June 1, 2012

"Some things that are big in the legal academy are considered irrelevant or crackpot by judges."

From an article titled "The Most-Cited Law Review Articles of All Time."

6 comments:

Chip S. said...

It ought to be mentioned that the article at the top of the list wasn't written by a lawyer, but an economist.

EDH said...

“Some things that are big in the legal academy are considered irrelevant or crackpot by judges,” Mr. Shapiro said. “There’s a feeling that law schools have become very theoretical and perhaps out of touch with whatever goes on in the courts.”

No shit.

Bender said...

Irrelevant or crackpot -- pretty much describes ANY law review article to a practicing attorney. You can go your entire highly successful litigation career and never once cite to a law review.

Saint Croix said...

“Some things that are big in the legal academy are considered irrelevant or crackpot by judges,” Mr. Shapiro said. “There’s a feeling that law schools have become very theoretical and perhaps out of touch with whatever goes on in the courts.”

On the other hand, if John Hart Ely was on the Court in 1973, maybe the Court wouldn't have screwed the pooch so bad in Roe v. Wade.

Ely was and is pro-choice but he eviscerated the legal bona fides of the opinion. I can't think of a law review article that so obliterates a judicial opinion.

Bender said...

SC -- you make the error of assuming that Blackmun, et al. gave a rat's ass about reason, law, etc. They did not. It was made abundantly clear by White that he was making it up out of whole cloth and that it was "an exercise of raw judicial power."

Richard Dolan said...

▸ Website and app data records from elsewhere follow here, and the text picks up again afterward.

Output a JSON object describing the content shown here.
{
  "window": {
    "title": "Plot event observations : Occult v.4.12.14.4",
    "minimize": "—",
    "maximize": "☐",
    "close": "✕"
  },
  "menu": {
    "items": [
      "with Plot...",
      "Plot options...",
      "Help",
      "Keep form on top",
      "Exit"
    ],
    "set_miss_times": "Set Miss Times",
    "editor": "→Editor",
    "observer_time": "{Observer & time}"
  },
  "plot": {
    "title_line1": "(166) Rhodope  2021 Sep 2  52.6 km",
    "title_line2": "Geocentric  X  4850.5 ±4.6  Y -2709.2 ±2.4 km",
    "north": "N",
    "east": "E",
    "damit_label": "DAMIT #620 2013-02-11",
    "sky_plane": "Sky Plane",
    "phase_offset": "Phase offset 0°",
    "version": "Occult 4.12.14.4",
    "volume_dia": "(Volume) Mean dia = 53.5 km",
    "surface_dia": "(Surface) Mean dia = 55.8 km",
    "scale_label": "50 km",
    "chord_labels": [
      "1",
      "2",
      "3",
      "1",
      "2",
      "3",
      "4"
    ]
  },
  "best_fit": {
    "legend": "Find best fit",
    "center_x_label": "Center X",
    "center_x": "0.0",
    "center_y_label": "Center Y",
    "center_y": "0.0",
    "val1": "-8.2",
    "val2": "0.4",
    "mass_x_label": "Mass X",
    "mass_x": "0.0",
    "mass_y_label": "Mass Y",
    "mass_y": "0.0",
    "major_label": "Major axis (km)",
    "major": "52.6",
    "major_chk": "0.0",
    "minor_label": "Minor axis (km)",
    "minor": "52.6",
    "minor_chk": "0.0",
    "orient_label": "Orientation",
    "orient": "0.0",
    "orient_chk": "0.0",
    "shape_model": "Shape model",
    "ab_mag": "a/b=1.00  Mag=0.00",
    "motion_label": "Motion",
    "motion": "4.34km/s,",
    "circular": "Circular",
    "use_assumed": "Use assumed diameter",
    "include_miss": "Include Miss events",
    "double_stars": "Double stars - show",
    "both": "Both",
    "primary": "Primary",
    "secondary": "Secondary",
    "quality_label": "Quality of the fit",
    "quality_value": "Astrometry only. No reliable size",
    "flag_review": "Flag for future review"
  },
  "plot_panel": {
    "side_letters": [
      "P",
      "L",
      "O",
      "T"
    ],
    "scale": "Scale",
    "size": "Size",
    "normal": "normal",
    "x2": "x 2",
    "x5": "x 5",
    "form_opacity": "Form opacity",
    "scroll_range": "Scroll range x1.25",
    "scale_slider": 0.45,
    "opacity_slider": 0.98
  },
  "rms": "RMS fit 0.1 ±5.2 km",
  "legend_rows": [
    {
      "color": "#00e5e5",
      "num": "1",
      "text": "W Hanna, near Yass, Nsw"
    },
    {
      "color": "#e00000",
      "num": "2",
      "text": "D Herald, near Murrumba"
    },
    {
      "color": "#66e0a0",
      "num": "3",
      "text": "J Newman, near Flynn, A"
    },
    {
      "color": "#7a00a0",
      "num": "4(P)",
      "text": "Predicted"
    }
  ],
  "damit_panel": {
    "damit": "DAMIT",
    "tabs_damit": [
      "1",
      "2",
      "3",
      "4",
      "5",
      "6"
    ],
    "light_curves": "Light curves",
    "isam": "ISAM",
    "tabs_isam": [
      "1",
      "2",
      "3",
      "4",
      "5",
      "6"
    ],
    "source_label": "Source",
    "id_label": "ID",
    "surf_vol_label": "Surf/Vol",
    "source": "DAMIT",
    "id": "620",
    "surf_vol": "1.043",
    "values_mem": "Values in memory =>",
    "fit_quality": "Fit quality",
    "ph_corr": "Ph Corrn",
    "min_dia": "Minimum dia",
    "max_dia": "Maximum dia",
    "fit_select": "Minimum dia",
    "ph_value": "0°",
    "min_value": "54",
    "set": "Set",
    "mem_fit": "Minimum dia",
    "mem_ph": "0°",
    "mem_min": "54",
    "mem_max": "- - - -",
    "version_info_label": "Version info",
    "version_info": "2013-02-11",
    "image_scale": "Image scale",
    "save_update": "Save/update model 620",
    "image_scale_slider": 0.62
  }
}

i was hoping the list would include The Common Law Origins of the Infield Fly Rule, U. Pa. L. R. (1975). It's my personal favorite. I try to cite it in appellate briefs whenever possible.